AOL and IBM are jumping into the deregulated US utility market. The pair are both allies in what they've called - with more than a nod to Prince - The New Power Company, created today with Enron, an energy wholesaler and broadband comms provider based in Houston Texas.
Enron is building a national fibre optic network stateside based on IP, EIN (Enron Intelligent Network) and has inked a deal with Sun to provide infrastructure suitable for serving up broadband ASP services. It has spent much of this year talking up what it describes in its SEC filings as "the marketing and management of bandwidth" Bandwidth trading, in other words, using the same techniques it uses for gas or electricity to create say peak/off peak pricing for ISPs.
The company also sees a business in "the delivery of high-bandwidth media rich content such as video streaming, high capacity data transport and video conferencing" although revenues for this are so far negligible. And among the four senior Enron VPs joining the NPC is its erstwhile Veep of Risk Management.
We can't be sure if AOL is an investor - although there's a pretty strong hint in the launch statement - but the NPC has said it will promote the service to AOL customers and AOL will also offer billing services, with IBM the exclusive back-office billing provider.

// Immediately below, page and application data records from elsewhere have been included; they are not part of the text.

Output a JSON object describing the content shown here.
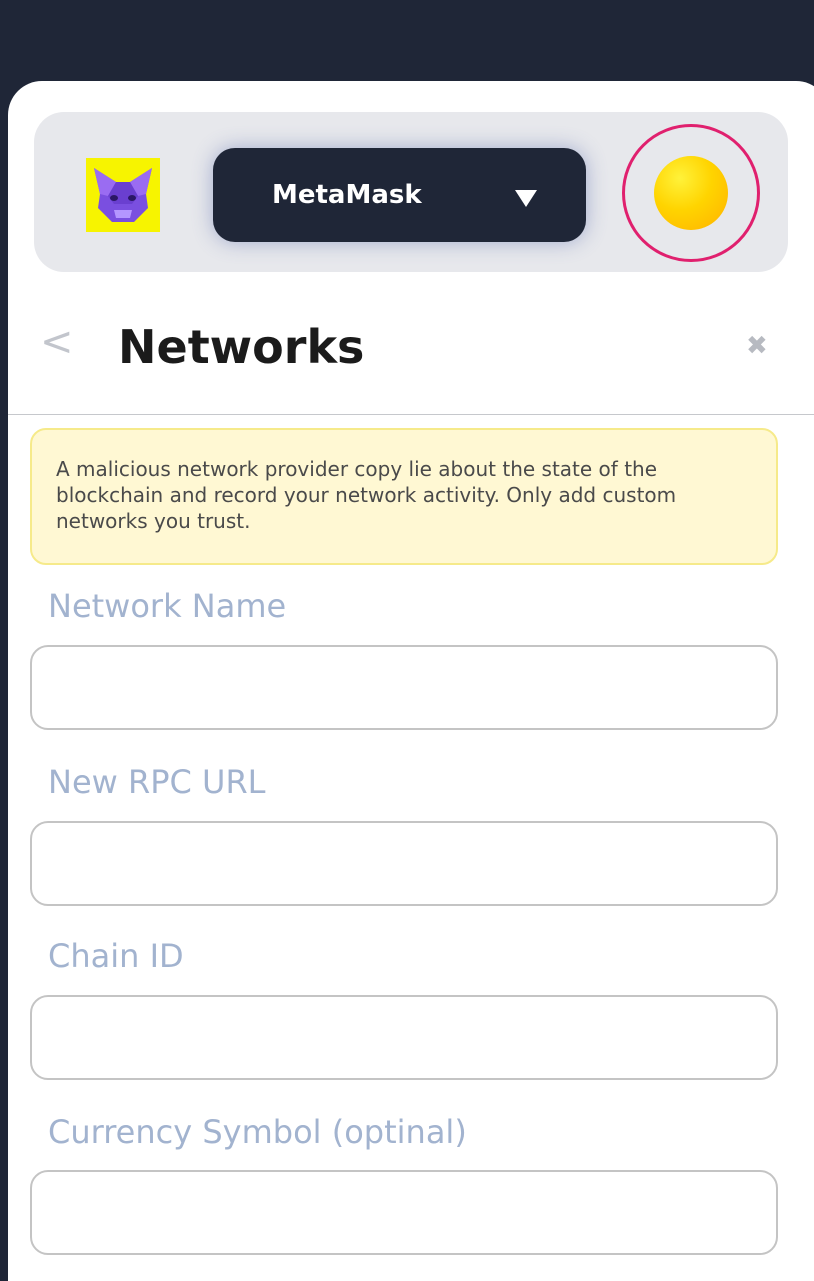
{
  "header": {
    "network_select_label": "MetaMask",
    "logo_icon": "metamask-fox-icon",
    "avatar_icon": "account-avatar"
  },
  "page": {
    "title": "Networks",
    "back_glyph": "<",
    "close_glyph": "✖"
  },
  "warning": {
    "text": "A malicious network provider copy lie about the state of the blockchain and record your network activity. Only add custom networks you trust."
  },
  "form": {
    "fields": [
      {
        "label": "Network Name",
        "value": ""
      },
      {
        "label": "New RPC URL",
        "value": ""
      },
      {
        "label": "Chain ID",
        "value": ""
      },
      {
        "label": "Currency Symbol (optinal)",
        "value": ""
      }
    ]
  },
  "colors": {
    "background": "#1f2637",
    "accent_ring": "#e0206e",
    "label": "#a2b3cf",
    "warning_bg": "#fff8d3"
  }
}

It's too early to tell whether Enron can tame the nascent trading market by bringing AOL onside - it's the largest ISP and as such, one of its biggest customers. But the benefits for AOL, assuming further vertical bandwidth alliances can escape regulatory censure, are obvious enough.
Enron has a short, but intriguing history in the UK.
The company is entering the retail energy business too and owns Wessex Water and what used to be ICI's Wilton gas plant on Teesside. It also bought space at New Labour fund-raising jamborees. In 1997 Amnesty International censured the company for beating women protesters at a joint venture between Bechtel, Enron and GE in India's Maharashtra state. ®
Register Fact No. 857
ICI's Teesside headquarters are known locally as the Wilton Hilton, and Teessiders known colloquially as smog-monsters. If you've been there, you'll know why. Prominent smog-monsters include comedians Vic Reeves, Bob Mortimer, Roy "Chubby" Brown and Brian Clough; Oracle's Mark Jarvis, and our own Annie Kermath.